▶ EXERCISE: The job is to find each line in the entries holding the string "optD" and copy that line.

▶ DATA IN THIS EXERCISE:
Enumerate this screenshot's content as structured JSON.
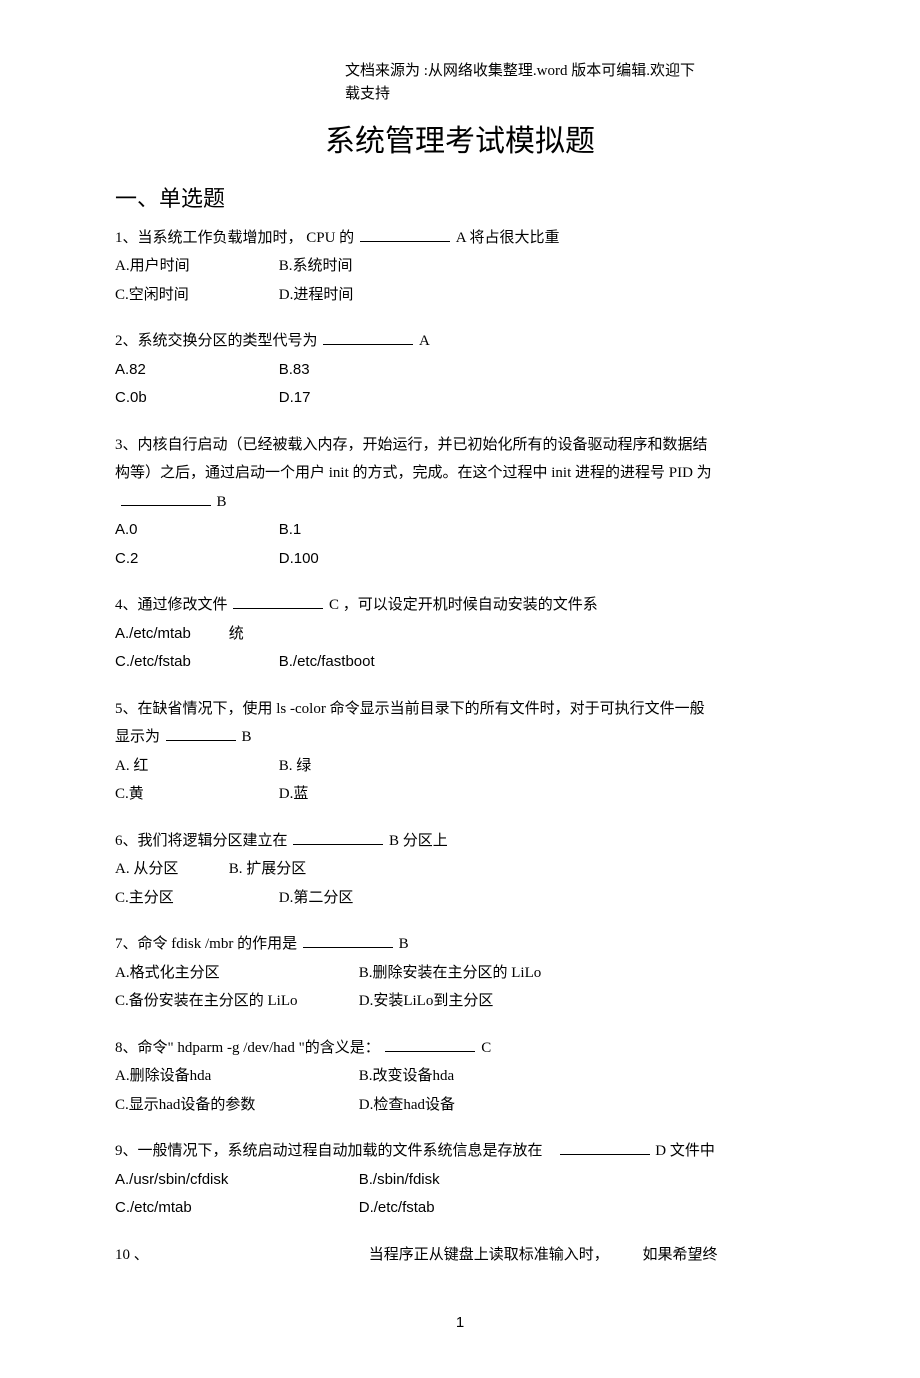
{
  "source_note": "文档来源为 :从网络收集整理.word 版本可编辑.欢迎下载支持",
  "title": "系统管理考试模拟题",
  "section1": "一、单选题",
  "q1": {
    "stem_a": "1、当系统工作负载增加时， CPU 的",
    "stem_b": "A 将占很大比重",
    "optA": "A.用户时间",
    "optB": "B.系统时间",
    "optC": "C.空闲时间",
    "optD": "D.进程时间"
  },
  "q2": {
    "stem_a": "2、系统交换分区的类型代号为",
    "stem_b": "A",
    "optA": "A.82",
    "optB": "B.83",
    "optC": "C.0b",
    "optD": "D.17"
  },
  "q3": {
    "line1": "3、内核自行启动（已经被载入内存，开始运行，并已初始化所有的设备驱动程序和数据结",
    "line2": "构等）之后，通过启动一个用户 init 的方式，完成。在这个过程中  init 进程的进程号 PID 为",
    "ans": "B",
    "optA": "A.0",
    "optB": "B.1",
    "optC": "C.2",
    "optD": "D.100"
  },
  "q4": {
    "stem_a": "4、通过修改文件",
    "stem_b": "C ，可以设定开机时候自动安装的文件系",
    "optA": "A./etc/mtab",
    "suffix": "统",
    "optB": "B./etc/fastboot",
    "optC": "C./etc/fstab"
  },
  "q5": {
    "line1": "5、在缺省情况下，使用  ls -color 命令显示当前目录下的所有文件时，对于可执行文件一般",
    "line2a": "显示为",
    "ans": "B",
    "optA": "A. 红",
    "optB": "B. 绿",
    "optC": "C.黄",
    "optD": "D.蓝"
  },
  "q6": {
    "stem_a": "6、我们将逻辑分区建立在",
    "stem_b": "B 分区上",
    "optA": "A. 从分区",
    "optB": "B. 扩展分区",
    "optC": "C.主分区",
    "optD": "D.第二分区"
  },
  "q7": {
    "stem_a": "7、命令 fdisk /mbr 的作用是",
    "stem_b": "B",
    "optA": "A.格式化主分区",
    "optB": "B.删除安装在主分区的  LiLo",
    "optC": "C.备份安装在主分区的 LiLo",
    "optD": "D.安装LiLo到主分区"
  },
  "q8": {
    "stem_a": "8、命令\" hdparm -g /dev/had \"的含义是：",
    "stem_b": "C",
    "optA": "A.删除设备hda",
    "optB": "B.改变设备hda",
    "optC": "C.显示had设备的参数",
    "optD": "D.检查had设备"
  },
  "q9": {
    "stem_a": "9、一般情况下，系统启动过程自动加载的文件系统信息是存放在",
    "stem_b": "D 文件中",
    "optA": "A./usr/sbin/cfdisk",
    "optB": "B./sbin/fdisk",
    "optC": "C./etc/mtab",
    "optD": "D./etc/fstab"
  },
  "q10": {
    "num": "10 、",
    "text_a": "当程序正从键盘上读取标准输入时，",
    "text_b": "如果希望终"
  },
  "page_number": "1"
}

▶ RESPONSE TO THE TASK:
    "optD": "D.进程时间"
    "optD": "D.17"
    "optD": "D.100"
    "optD": "D.蓝"
    "optD": "D.第二分区"
    "optD": "D.安装LiLo到主分区"
    "optD": "D.检查had设备"
    "optD": "D./etc/fstab"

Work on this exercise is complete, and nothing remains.